Years ago, a friend of mine, who then owned a small native plant nursery, asked me to help with her booth at a plant sale at the Bellevue Botanical Garden. At the time, I didn't know much about Northwest natives and I thought it would be a good way to spend some time with her and learn more.

As we unloaded her truck, she pointed to a flat of plants. "These are Lewisia," she said as if I should know the significance of that. "Keep an eye on them or they will disappear," she added, somewhat sternly. I looked at the plants. They didn't look like anything special. None were in bloom. The leaves formed a flat, fleshy rosette that looked like they could be related to Echeveria (hens and chicks). Surely she didn't mean that anyone would steal one of these when we weren't looking?!

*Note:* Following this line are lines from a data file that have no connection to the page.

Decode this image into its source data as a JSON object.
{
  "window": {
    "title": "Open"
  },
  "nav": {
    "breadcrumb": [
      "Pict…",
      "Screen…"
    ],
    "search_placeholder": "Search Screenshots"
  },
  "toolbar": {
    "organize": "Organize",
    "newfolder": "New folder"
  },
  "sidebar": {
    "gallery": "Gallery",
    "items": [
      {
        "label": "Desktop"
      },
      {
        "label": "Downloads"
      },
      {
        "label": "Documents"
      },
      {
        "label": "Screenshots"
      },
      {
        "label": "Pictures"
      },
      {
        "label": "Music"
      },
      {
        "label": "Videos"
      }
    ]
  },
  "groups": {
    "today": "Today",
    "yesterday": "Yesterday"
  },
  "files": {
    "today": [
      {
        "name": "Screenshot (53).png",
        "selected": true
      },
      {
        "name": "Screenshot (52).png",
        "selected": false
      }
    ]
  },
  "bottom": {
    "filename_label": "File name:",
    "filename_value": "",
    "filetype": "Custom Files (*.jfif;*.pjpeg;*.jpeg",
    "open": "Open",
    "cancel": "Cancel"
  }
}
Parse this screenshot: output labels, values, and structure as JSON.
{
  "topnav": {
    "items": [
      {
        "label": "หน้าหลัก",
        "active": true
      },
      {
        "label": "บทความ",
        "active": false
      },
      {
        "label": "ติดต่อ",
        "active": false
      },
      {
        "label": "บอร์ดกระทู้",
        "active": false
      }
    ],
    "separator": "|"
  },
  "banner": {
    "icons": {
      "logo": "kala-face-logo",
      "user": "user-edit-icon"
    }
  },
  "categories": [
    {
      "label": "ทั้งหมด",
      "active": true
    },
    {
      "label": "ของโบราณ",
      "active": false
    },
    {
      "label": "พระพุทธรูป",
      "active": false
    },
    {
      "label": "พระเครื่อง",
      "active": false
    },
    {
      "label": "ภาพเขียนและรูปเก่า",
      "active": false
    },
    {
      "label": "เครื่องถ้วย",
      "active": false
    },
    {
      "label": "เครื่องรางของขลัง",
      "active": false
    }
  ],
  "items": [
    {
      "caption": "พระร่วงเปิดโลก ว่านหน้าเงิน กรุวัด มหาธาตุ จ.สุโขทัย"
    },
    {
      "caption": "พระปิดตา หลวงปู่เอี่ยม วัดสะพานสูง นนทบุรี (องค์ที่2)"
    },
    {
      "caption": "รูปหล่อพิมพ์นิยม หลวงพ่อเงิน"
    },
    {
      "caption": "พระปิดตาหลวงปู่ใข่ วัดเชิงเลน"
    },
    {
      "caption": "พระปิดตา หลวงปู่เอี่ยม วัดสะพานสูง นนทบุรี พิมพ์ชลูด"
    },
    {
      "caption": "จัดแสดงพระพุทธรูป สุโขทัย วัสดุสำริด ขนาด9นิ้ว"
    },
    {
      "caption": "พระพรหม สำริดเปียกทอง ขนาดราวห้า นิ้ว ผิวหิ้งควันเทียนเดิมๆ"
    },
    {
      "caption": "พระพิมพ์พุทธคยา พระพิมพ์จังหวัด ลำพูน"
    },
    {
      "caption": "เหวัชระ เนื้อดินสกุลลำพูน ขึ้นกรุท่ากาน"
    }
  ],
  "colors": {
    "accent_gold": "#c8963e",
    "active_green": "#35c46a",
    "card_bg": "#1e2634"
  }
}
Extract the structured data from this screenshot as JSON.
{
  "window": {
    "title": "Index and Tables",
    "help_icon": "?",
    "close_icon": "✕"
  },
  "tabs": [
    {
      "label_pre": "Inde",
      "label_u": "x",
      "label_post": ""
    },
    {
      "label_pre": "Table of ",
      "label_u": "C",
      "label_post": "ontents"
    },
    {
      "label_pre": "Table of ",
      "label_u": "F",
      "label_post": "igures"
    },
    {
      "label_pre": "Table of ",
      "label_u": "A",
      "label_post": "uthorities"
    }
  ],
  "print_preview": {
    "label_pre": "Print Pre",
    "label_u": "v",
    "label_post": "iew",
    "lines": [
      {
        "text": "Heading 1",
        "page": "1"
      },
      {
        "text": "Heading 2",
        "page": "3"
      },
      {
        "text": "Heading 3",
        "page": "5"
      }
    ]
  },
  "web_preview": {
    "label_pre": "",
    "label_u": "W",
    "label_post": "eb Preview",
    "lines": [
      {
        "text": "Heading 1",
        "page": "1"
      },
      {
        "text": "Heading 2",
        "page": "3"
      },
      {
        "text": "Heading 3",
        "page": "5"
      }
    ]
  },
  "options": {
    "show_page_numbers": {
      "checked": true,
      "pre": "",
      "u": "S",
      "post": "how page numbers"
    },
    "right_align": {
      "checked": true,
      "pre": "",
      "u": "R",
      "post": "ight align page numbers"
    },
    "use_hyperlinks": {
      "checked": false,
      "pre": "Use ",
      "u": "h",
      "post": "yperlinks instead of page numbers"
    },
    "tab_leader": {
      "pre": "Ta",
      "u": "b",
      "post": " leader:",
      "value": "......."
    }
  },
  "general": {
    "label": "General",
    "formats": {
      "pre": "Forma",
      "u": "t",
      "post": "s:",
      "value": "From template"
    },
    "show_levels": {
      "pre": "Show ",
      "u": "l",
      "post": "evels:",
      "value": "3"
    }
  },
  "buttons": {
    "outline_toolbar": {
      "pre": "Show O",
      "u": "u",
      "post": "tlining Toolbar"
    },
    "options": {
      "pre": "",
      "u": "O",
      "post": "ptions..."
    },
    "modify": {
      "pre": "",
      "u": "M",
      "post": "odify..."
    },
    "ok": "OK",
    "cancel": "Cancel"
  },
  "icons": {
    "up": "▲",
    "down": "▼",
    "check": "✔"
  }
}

We set up our display and she brought out signs with descriptions of the various plants, and for those not in bloom like the Lewisia, photos of the flowers. When I saw the photos, I began to understand why these plants might be of interest. These beautiful little alpine flowers will stop you in your tracks.

What I also didn't realize was that very few people at that time propagated Lewisia for sale. They weren't available at nurseries then (although the L. cotyledon you see in the photo above is one I bought at West Seattle Nursery several years ago). You would have to go up into the mountains, as she had, and collect seed or get the seed from someone who had. Getting the seed wasn't even half the battle. These plants aren't easy to grow. They need sharp drainage and a fair amount, but not too much, sun.

Of course, the plant enthusiasts at the sale that day already knew all of this. Once the sale began, word spread rapidly that we had Lewisia for sale. A crowd gathered. My friend could have sold that flat of plants 10 times over! She said she would sell only one plant to a customer. She knew how hard they were to grow and felt that if several gardeners each got a plant, there was a greater likelihood that some plants would survive than if just one or two people got them all. There was a lot of pleading and begging going on, but she stuck to that policy. We sold out of Lewisia in mere minutes.

Lewisia is much more available today than it was back then. But it still isn't easy to grow. That doesn't mean you shouldn't try. If you are interested and have a sandy, rocky spot, buy a plant and see what happens. Every summer when my Lewisia blooms, I'm glad I did.

If you'd like to learn more about Pacific Northwest native plants, I recommend Arthur Kruckeberg's classic reference, "Gardening with Native Plants of the Pacific Northwest."